And I must admit, it is a beautifully sculpted thing. Set in a fictional fishing village where each year a young girl is chosen to sail with the fishing boats and bless the waters – with violent consequences – Orca sets its sights on the horror of silent complicity. In a smooth ninety minutes, Grinter carefully constructs a world as soaked in myth and ritual as it is with salt water, and we are folded into its rhythms and expectations completely. Frankie Bradshaw’s beautifully barnacled design helps – this is the kind of production that you leave with salt on your tongue and sand inevitably in your shoes.
There are some excellent turns, particularly from the young girls entangled in the myth in question: Rona Morison gives a measured and dignified performance as Maggie, the older sister who has been out on those waters before, in turns tender and seething, broken and sharp, while Carla Langley’s Fan is the precise opposite, wide-eyed and sweet, bubbling over with tragic enthusiasm. As the silence comes close to deafening, it’s a joy to watch these two collide on stage in the throes of a violent, almost destructive kind of love.
Aden Gillett’s patriarch, known only as ‘The Father’, offers the malevolent mix of warmth and authority that harks back to the priests and TV hosts that abused their power and position with abandon, and more recently, to Donald Trump’s frightening brand of undisguised, undisputed threat. Silence is key to this threat, something Gillett and director Alice Hamilton know all too well. It’s in these silences that dread is cultivated, like a particularly stubborn weed.
And while the craft of Orca is a thing to be admired, there is a simplicity to the metaphor that disappoints. It’s a cruel thing to admit, but for an Irish Catholic like myself, the revelation that men in positions of authority will abuse their power and exploit the vulnerable is not new information. The revelation of what happens to young girls out on those black waters is nothing unexpected. The rumblings of the village, somewhere offstage, the same kind of mass ignorance that allowed the Catholic Church and BBC child sex abuse scandals to go as far as they did, that’s the more interesting story. For all the craft, the sea salt and the crashing waves, the most fascinating element of Orca’s story feels lost amid the silence.
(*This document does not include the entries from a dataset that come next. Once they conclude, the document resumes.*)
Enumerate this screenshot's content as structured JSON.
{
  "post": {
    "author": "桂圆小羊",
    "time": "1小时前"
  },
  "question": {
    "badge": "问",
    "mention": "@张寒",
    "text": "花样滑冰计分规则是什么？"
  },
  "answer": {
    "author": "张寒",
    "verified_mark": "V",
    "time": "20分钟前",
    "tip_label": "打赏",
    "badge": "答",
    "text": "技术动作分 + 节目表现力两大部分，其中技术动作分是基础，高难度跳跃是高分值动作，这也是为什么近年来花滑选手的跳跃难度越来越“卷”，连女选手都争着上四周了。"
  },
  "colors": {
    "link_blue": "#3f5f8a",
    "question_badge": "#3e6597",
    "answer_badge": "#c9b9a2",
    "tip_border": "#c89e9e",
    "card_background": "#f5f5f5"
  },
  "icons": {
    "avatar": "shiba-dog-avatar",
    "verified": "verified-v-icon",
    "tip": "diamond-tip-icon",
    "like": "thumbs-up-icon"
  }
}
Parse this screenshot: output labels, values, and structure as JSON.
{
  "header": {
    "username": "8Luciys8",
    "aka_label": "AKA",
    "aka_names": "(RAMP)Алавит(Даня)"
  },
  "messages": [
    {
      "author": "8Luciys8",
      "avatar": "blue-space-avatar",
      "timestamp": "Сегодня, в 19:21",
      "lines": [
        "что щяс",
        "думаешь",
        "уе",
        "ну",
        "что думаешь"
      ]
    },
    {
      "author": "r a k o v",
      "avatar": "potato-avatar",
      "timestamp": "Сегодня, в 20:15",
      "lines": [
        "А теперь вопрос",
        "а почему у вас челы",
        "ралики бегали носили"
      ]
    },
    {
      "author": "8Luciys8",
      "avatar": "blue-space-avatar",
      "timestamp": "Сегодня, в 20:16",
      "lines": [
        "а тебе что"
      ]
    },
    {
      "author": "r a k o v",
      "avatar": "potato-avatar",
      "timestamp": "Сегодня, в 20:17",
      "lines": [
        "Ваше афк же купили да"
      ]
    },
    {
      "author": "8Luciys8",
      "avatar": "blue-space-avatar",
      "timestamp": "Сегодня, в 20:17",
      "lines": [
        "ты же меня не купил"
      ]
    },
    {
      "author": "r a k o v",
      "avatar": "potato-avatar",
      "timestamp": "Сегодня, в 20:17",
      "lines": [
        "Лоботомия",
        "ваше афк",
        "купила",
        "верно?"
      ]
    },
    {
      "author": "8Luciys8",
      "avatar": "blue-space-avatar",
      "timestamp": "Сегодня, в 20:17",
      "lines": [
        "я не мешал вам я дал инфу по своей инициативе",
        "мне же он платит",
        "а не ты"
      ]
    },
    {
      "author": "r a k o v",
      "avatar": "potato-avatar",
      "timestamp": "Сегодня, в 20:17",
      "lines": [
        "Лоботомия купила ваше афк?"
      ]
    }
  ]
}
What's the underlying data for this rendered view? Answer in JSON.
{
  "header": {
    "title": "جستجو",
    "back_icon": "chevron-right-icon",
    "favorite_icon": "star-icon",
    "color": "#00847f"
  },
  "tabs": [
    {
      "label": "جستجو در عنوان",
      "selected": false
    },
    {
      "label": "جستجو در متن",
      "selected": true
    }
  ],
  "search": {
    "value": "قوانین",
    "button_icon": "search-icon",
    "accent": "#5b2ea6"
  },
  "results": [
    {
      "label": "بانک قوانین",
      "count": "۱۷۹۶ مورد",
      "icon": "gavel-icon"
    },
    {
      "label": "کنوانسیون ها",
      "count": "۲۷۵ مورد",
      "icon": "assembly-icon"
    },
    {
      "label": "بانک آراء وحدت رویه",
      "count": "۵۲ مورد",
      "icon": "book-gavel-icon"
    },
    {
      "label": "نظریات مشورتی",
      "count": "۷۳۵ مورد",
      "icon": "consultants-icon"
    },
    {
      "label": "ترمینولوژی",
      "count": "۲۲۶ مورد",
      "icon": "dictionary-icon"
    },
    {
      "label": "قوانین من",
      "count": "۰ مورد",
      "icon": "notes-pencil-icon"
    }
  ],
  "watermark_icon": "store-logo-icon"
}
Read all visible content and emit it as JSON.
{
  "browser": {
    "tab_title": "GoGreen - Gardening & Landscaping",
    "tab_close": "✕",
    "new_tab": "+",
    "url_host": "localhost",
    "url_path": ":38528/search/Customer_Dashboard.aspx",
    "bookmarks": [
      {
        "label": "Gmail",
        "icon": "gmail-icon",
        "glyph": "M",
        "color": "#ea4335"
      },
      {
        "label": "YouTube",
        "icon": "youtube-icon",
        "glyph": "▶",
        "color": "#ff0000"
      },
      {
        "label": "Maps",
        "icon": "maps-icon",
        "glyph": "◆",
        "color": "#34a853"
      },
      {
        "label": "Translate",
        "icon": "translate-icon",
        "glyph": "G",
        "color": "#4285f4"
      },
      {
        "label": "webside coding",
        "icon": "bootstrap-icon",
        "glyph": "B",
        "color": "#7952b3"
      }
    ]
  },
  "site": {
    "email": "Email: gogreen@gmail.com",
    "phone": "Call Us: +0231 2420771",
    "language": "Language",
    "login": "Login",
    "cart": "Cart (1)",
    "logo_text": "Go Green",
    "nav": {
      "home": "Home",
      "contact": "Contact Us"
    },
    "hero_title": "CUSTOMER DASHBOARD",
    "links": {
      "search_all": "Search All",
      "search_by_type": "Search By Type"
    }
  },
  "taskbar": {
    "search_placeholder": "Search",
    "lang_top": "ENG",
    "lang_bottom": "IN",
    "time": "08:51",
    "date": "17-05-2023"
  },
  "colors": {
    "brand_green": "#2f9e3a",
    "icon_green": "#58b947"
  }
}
Orca is on at the Southwark Playhouse until 26th November 2016. Click here for more details.